Presumably even Hadot thinks there are some limits to just how wrong one can be at the speculative level while keeping on track in the practice of wisdom. Also there is reason to tie the two together as constituent components of a single enterprise, such that the content of spiritual formation is dependent upon its metaphysical compliment. The argument for this is quite straightforward. One reason for believing that the issue of spirituality arises within philosophy is reflection on a parallel relationship between religious belief and practice. Suppose someone was persuaded by philosophical or historical arguments that the God of Christian theism exists, but that he or she then seemed wholly unmoved by this acceptance. One would be inclined to say, I think, that religiously speaking the thing (conversion) has not yet begun. For that belief requires the formation of a demeanour appropriate to its content. Likewise I wish to say that a reductive materialist who really believes that his philosophy gives the ultimate truth about reality should be moved (by reason) to ask how in the face of this immensely significant belief he or she should compose themselves. It seems unintelligible to suppose that nothing follows for the enquirer from arriving at a fundamental view of reality be it physicalist or theist. Not only does the question arise of how to compose one's spirit in the face of this, but the content of the metaphysical belief must condition the character of the resulting demeanour.
The example of the Stoics and of other figures in antiquity gives some reason for thinking that a kind of philosophical spirituality can be fashioned on a non-theological world view. Suppose, however, that this is an illusion. That raises the following question. If it should seem after all that the necessary condition for the possibility of spirituality is some religious truth, and if the need and possibility of spirituality should seem compelling then might we have the beginnings of (a new version of) an (old) argument for religion?
Academic philosophy has travelled far from the concern of its founding fathers to provide a guide to life. Along the way it has lost sight of the very idea of spiritual values, and in its current phase it may have difficulty recovering or refashioning this idea. This very fact deserves to be examined and that examination might itself mark the beginning of a form of philosophical-cum- spiritual exercise: nothing less than an assessment of the value of what most academic philosophers currently practice in the name of their discipline.

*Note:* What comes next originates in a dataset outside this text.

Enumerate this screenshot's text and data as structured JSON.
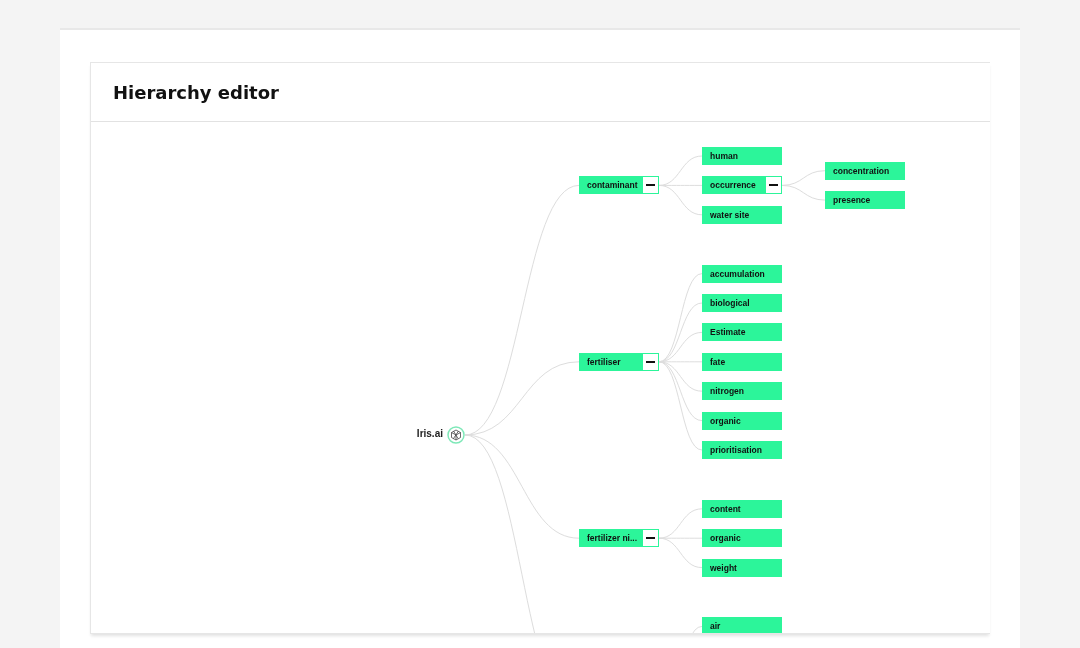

Put another way and in prophetic voice:
... philosophy needs first of all too recover its sapiential dimension as a search for the ultimate and overarching meaning of life. This first requirement is in fact most helpful in stimulating philosophy to conform to its proper nature ... In doing so it will be not only the decisive and critical factor which determines the foundations and limits of the different fields of scientific learning, but will also take its place as the ultimate framework of the unity of human knowledge and action, leading them to converge towards a final goal and meaning (Fides et Ratio VII, 81).